A lesson for us Boomers seems to be clear. We have lived a bit, have experienced life and, as such, have gained, we hope, some wisdom, some understanding. Indeed, by “doing” life, we have come to understand certain truths that can only be learned by living life. In living life, we have built up, what some scholars call, “spiritual capital”, which I take to mean a reservoir of life experience. What we often see now is the desire of Boomers to start to “give back” to society and others. Our legacy is becoming more important to us. Our life experience is of a value that is priceless. I recently interviewed Marc Freedman of Encore.org, an organization that focuses on developing “encore” careers for Boomers, usually in situations that allow that life experience to be of great use.(1) He commented at length on the value of using that life experience, that spiritual capital, for the creation of good; often via inter-generational efforts. As we live longer and experience more, how wonderful it can be to have the ability to share that experience with the younger generation. This is also a way to model successful aging by establishing meaningful relationships with younger people, relationships that teach that by doing, you wil come to understand what is meaningful and important in life. “Na’aseh V’nishmah” We will life and experience so that we and others may understand life’s beauty and truths.

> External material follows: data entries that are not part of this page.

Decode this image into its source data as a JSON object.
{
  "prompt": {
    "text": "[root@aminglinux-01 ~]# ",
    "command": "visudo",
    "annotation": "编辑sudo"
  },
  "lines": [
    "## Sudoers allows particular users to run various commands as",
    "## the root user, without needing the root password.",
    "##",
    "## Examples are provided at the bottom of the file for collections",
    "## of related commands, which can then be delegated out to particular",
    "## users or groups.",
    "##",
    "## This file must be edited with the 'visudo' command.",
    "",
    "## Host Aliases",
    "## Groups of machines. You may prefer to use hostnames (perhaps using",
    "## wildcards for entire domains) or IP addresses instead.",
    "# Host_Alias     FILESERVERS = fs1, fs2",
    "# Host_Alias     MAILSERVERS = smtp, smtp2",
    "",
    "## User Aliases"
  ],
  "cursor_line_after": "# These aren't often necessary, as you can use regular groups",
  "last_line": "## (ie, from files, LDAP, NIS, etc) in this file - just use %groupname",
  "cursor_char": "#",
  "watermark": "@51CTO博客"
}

Rabbi Richard F. Address, D.Min
(1) Boomer Generation Radio program Tuesday Feb 10, 2015. wwdbam.com and look for pod cast to be posted on www.jewishsacredaging.com

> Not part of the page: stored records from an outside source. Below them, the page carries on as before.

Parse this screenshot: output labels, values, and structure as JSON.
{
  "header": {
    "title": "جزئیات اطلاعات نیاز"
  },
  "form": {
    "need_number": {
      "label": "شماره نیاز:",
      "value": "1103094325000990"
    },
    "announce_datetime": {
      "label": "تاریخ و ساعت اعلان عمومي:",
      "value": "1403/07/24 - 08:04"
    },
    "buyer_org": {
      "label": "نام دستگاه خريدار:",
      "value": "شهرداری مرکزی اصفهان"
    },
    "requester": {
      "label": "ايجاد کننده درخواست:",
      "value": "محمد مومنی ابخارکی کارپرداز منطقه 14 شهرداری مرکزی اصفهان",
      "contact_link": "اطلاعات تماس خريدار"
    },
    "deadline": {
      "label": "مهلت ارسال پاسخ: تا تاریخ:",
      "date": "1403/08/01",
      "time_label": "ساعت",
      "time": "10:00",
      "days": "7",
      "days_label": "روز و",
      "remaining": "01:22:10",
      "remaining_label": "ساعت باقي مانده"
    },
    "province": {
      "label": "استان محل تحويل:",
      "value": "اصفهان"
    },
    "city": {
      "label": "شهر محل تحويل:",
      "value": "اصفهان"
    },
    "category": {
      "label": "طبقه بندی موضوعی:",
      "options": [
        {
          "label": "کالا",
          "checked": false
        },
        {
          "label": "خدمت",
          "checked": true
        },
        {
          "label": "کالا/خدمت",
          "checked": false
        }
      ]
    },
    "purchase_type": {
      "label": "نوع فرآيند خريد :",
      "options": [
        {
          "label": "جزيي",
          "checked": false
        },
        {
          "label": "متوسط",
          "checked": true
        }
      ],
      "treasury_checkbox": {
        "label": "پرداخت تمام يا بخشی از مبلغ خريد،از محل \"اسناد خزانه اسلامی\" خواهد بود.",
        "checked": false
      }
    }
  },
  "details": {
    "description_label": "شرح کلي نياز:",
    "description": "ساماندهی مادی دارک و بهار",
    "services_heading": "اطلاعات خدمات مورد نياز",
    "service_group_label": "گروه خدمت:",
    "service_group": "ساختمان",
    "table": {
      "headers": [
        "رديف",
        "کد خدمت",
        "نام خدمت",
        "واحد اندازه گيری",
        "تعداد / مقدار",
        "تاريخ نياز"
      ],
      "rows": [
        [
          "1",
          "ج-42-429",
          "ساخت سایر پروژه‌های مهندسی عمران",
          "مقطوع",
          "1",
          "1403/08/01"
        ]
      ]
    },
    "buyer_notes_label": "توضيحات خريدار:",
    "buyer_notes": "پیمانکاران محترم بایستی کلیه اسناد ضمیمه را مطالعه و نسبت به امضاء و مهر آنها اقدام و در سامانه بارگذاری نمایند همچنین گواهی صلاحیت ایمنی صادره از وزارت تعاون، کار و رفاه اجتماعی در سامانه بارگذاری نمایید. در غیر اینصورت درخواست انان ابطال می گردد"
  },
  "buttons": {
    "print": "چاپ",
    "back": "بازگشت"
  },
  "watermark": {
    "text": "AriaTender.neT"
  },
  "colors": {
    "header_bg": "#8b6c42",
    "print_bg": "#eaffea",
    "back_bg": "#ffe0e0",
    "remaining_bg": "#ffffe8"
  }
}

Rabbi Richard F. Address, D.Min, is the Founder and Director of www.jewishsacredaging.com. Rabbi Address served for over three decades on staff of the Union for Reform Judaism; first as a Regional Director and then, beginning in 1997, as Founder and Director of the URJ’s Department of Jewish Family Concerns and served as a specialist and consultant for the North American Reform Movement in the areas of family related programming. Rabbi Address was ordained from Hebrew Union College-Jewish Institute of Religion in 1972 and began his rabbinic career in Los Angeles congregations. He also served as a part time rabbi for Beth Hillel in Carmel, NJ while regional director and, after his URJ tenure, served as senior rabbi of Congregation M’kor Shalom in Cherry Hill, NJ from 2011-2014.